__Records to process__.
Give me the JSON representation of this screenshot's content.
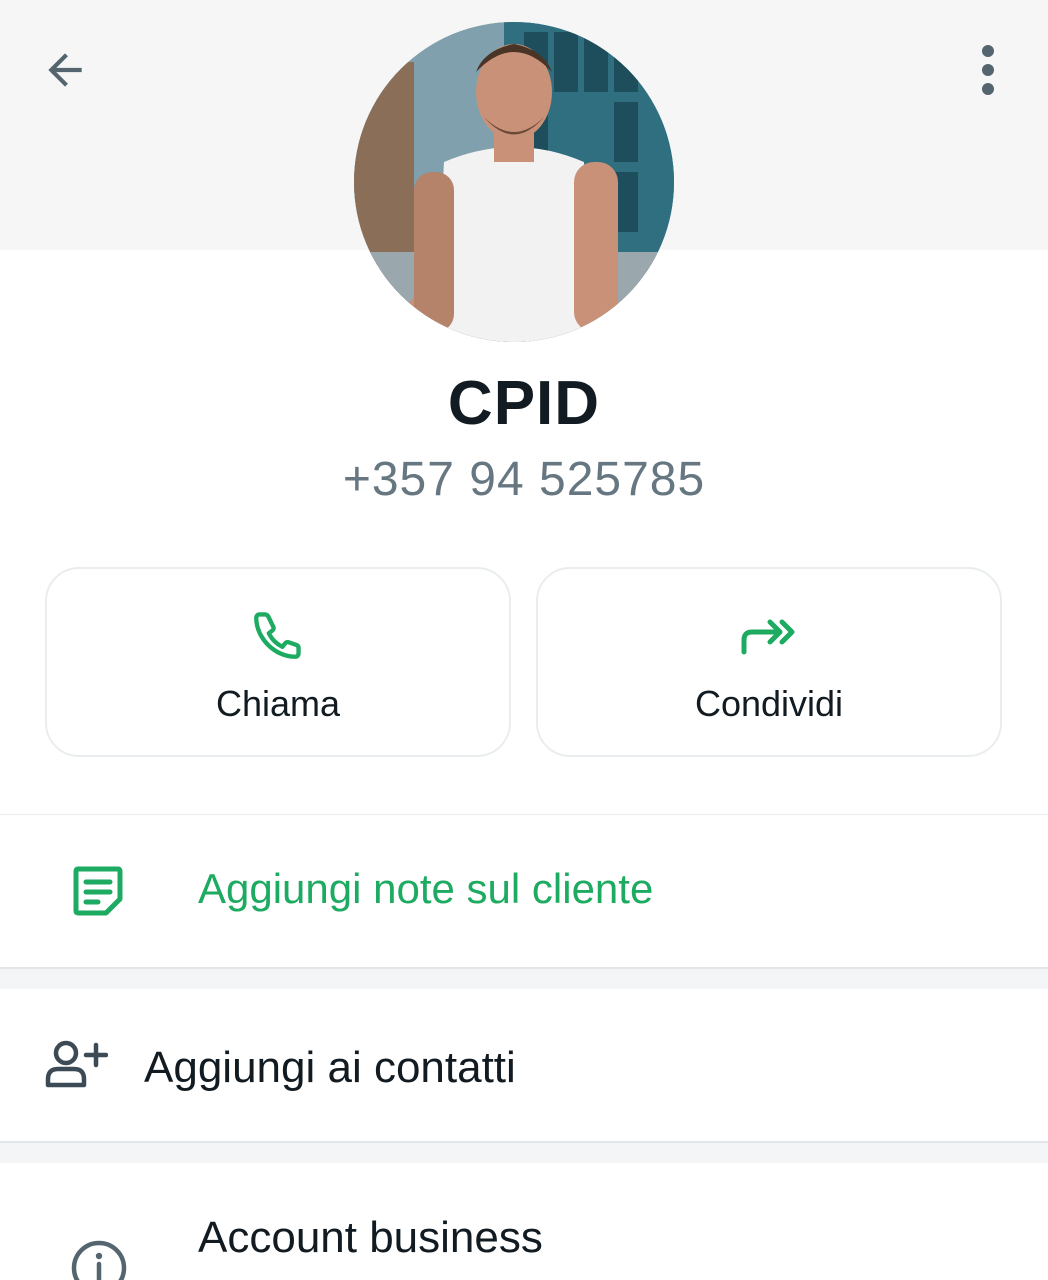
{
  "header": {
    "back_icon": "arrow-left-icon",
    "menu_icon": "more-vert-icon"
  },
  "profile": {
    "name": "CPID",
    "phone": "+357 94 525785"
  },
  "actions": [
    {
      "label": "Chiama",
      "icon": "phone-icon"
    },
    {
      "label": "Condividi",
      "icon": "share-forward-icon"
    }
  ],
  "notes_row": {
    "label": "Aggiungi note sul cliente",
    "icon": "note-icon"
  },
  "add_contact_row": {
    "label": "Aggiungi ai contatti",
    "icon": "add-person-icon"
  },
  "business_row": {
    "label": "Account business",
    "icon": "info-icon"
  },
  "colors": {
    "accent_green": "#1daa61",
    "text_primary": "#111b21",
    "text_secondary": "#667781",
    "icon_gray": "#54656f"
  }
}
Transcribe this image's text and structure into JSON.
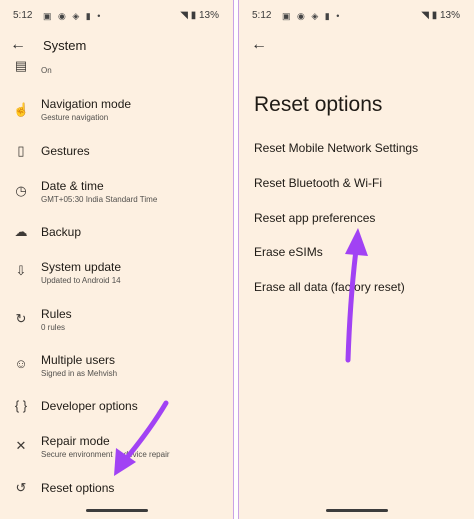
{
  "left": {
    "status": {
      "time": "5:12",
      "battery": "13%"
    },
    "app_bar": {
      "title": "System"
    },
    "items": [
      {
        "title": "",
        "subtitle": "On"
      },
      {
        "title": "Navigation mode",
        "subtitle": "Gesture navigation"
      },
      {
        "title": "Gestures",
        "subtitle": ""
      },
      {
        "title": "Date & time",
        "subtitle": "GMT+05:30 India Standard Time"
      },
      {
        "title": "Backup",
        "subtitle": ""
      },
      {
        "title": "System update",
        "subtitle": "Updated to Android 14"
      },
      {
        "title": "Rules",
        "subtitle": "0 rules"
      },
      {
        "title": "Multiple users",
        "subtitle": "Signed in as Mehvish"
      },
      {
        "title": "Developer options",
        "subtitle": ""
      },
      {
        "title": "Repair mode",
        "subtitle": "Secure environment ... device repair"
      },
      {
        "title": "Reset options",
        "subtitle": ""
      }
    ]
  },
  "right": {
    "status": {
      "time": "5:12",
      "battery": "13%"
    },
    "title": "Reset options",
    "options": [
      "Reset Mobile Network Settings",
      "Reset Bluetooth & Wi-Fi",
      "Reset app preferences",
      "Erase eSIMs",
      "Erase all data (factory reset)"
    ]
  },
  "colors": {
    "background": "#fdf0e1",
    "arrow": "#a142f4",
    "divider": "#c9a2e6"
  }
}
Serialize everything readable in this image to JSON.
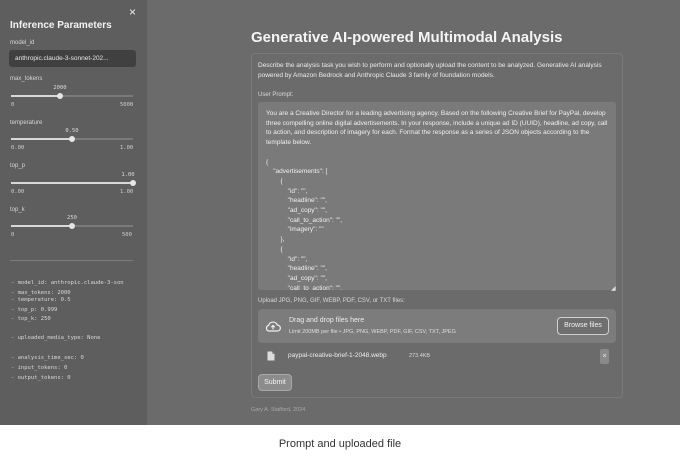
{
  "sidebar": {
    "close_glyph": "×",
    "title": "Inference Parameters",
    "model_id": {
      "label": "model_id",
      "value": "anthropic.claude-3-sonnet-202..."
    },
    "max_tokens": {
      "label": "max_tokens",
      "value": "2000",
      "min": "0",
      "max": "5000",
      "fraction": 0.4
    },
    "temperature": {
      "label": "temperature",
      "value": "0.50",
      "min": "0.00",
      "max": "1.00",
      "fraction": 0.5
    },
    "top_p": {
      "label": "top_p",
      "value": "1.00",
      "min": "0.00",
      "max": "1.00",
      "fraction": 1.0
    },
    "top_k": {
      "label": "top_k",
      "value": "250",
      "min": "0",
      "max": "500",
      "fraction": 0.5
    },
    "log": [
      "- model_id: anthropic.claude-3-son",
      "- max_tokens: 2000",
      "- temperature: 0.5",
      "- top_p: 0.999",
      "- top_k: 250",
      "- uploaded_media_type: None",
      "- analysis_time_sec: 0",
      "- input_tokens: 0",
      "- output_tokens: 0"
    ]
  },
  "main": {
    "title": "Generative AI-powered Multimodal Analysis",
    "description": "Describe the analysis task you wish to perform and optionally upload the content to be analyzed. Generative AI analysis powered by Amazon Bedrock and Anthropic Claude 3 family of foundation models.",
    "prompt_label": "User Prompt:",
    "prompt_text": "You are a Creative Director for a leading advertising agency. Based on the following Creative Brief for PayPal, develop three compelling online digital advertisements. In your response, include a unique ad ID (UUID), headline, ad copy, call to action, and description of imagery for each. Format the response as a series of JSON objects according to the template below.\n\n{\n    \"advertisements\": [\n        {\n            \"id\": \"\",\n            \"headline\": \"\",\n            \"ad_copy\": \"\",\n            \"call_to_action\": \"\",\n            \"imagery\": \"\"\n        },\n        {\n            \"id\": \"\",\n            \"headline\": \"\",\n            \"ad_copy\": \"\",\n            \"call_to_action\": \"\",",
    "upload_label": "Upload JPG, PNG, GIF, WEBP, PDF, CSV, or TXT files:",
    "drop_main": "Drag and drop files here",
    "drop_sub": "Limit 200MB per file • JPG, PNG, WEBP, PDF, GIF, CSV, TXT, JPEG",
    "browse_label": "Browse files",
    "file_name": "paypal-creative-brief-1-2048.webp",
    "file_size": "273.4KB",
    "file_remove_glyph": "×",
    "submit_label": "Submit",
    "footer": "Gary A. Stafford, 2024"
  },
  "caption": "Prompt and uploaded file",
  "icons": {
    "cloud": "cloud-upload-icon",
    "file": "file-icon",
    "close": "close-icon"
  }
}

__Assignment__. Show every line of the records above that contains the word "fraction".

__Solution to the problem__.
      "fraction": 0.4
      "fraction": 0.5
      "fraction": 1.0
      "fraction": 0.5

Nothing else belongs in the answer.